TALLAHASSEE, Fla. -- They have eyed each other from afar all season, separated by a few hundred miles of interstate and a spot or two in the national rankings.
months, and scalpers, who were asking a mere $100 a seat three weeks ago, were asking up to $500 yesterday. Tickets are such rare items that Florida State coach Bobby Bowden's secretary didn't have one earlier this week, and her boss couldn't even help her out.
"We've had a lot of big games in this program, but this is the biggest one I've been associated with," said third-year Miami coach Dennis Erickson.
Florida State quarterback Casey Weldon said: "Everything is on the line. Everything you can think of."
Start with this year's national championship. Both teams need to stay unbeaten to keep pace with third-ranked Washington. Then there's a matter of a bowl invitation. The winner will likely go to the Federal Express Orange Bowl.
This is nothing new, of course. In the past five years, this game has twice helped finish off the Seminoles in pursuit of their first national championship. On both occasions, in 1987 and 1989, the Hurricanes went on to win it all, while Florida State finished second.
"I don't think the pressure is being felt that much," said Bowden, whose team has won 16 straight dating to last season. "There is pressure to win when you're favored by 25 points and looking ahead. This week, being that the game is so big, there's no chance of looking ahead."
If anything, the Seminoles have spent a great deal of time this week being asked to reflect on the past, and the fact that the Hurricanes have won five of the past six meetings in this intrastate-turned-national rivalry.
"The biggest thing about this rivalry is how it's grown," said Bowden, who has coached here since 1976. "It's not a backyard brawl anymore. The thing that sets it apart is that the winner usually gets the national championship."
Surprisingly, there has been little in the way of trash talk between the schools. But there has been some. Florida State cornerback Terrell Buckley said Miami had the best receivers he'd seen "outside of practice," and Miami fullback Steven McGuire said, "Some way, somehow, you know the 'Noles are going to mess up."
This game will be settled by fast feet, not fast mouths. Both teams are among the quickest in the country -- Miami probably gets the edge in a collective 40-yard -- -- featuring more than a few game-breakers on offense, defense and special teams.
Florida State has tailback Amp Lee and Buckley, who has returned two of his nine interceptions for touchdowns; Miami has wide receiver Lamar Thomas and punt returner Kevin Williams, who has run back three for touchdowns.
It will match one of the nation's stingiest defenses -- Miami is ranked first in points allowed, is second against the pass and is third overall -- against one of the country's most innovative, high-scoring and balanced offenses.
Said Bowden: "They're No. 1 against the score. That's the most important stat you can put in the books. They play excellent against the pass. They play excellent against the run. The reason is they're so fast."

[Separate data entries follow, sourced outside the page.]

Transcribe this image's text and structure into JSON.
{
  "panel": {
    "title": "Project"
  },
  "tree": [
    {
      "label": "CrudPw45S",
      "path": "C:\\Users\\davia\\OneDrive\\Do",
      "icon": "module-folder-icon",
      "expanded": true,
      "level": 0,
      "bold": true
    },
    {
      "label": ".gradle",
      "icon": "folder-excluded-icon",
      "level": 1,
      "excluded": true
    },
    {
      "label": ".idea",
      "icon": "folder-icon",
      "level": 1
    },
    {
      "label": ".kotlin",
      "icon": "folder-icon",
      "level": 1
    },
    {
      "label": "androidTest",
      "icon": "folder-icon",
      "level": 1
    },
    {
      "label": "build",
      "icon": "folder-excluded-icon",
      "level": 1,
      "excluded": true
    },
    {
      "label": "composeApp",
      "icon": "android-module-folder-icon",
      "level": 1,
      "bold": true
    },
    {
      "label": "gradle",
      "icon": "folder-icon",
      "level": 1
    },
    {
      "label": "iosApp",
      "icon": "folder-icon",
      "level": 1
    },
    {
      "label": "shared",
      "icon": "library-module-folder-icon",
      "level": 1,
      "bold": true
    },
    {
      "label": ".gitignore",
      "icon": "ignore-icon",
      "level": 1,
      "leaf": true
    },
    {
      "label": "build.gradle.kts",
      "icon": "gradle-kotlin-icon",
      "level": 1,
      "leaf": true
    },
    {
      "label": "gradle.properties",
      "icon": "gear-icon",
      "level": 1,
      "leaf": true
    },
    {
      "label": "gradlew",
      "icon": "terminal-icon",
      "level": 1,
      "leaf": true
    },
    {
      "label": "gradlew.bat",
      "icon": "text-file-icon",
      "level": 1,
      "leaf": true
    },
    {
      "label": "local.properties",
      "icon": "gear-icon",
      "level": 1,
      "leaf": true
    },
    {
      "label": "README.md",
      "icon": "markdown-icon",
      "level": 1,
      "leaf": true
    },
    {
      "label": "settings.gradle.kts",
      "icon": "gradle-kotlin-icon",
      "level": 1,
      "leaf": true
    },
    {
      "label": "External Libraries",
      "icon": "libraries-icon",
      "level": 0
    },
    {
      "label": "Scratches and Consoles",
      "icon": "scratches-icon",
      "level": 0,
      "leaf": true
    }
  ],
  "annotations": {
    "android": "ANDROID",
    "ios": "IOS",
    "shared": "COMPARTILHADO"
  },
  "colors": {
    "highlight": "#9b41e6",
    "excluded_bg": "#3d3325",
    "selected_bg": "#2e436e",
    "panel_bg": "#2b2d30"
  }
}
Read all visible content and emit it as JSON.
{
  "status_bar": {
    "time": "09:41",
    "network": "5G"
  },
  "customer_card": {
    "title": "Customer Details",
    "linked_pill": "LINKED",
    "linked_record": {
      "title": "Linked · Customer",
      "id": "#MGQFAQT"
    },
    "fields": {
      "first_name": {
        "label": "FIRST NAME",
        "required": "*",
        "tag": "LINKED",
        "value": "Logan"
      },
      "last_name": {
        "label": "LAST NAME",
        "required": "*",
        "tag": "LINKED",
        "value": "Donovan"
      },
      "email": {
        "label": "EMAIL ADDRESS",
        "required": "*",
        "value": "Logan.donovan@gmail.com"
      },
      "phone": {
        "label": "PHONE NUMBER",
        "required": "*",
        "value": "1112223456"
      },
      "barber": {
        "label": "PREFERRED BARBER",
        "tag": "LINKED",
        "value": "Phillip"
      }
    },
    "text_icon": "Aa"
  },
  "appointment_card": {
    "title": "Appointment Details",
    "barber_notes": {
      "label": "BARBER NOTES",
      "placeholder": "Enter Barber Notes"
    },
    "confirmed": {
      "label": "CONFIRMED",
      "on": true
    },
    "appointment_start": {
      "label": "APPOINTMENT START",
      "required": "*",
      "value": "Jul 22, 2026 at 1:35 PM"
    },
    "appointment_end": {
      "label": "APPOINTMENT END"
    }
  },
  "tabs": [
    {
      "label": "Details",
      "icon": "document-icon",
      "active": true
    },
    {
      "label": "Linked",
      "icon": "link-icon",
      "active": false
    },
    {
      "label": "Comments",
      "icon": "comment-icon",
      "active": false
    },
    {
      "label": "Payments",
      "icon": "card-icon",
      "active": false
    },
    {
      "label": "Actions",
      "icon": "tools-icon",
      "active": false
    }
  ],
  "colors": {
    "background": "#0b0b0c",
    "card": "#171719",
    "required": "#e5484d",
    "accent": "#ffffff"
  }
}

Playing at home should help the Seminoles, who haven't lost here since a 34-23 defeat to Clemson in the second game of the 1989 season. Bowden admitted this week that his players were more than a tad frightened last year at the Orange Bowl.
"Last year we panicked down there," he said. "We were a little intimidated by the crowd and the atmosphere."
Neither team has been challenged in a while. Florida State beat Michigan (then ranked third, now fourth), 51-31, Sept. 28 in Ann Arbor and has played some uninspired football since. Miami's only test was a 26-20 victory Oct. 12 over Penn State.
But the Seminoles are still a bit banged up from their victory two weeks ago at Louisville, having lost All-America offensive tackle Kevin Mancini with a knee injury. Weldon, center Robbie Baker and fullback Elmer Bennett also were hurt in that game, but are expected to play.
Perhaps the two most overlooked players in this game are the quarterbacks: Weldon and Miami's Gino Torretta. Weldon is 15-0 as a starter and fearless in the face of blitzing linebackers, which he should see a lot of today. Torretta has been merely steady, and has played well when needed.
"He looks kind of sweet, but he's fiery," Bowden said of his quarterback. "He's mobile. He has a touch. In baseball terms, you would say he's got all the pitches."
Weldon, and Florida State, will have to find all the heat they can muster today. The Hurricanes can get down and dirty with the best of them.
No. 1 showdown
Teams: No. 2 Miami (8-0) at No. 1 Florida State (10-0)
Site: Doak Campbell Stadium, Tallahassee, Fla., noon
TV: Channel 13, 7
The line: Florida State favored by 3 1/2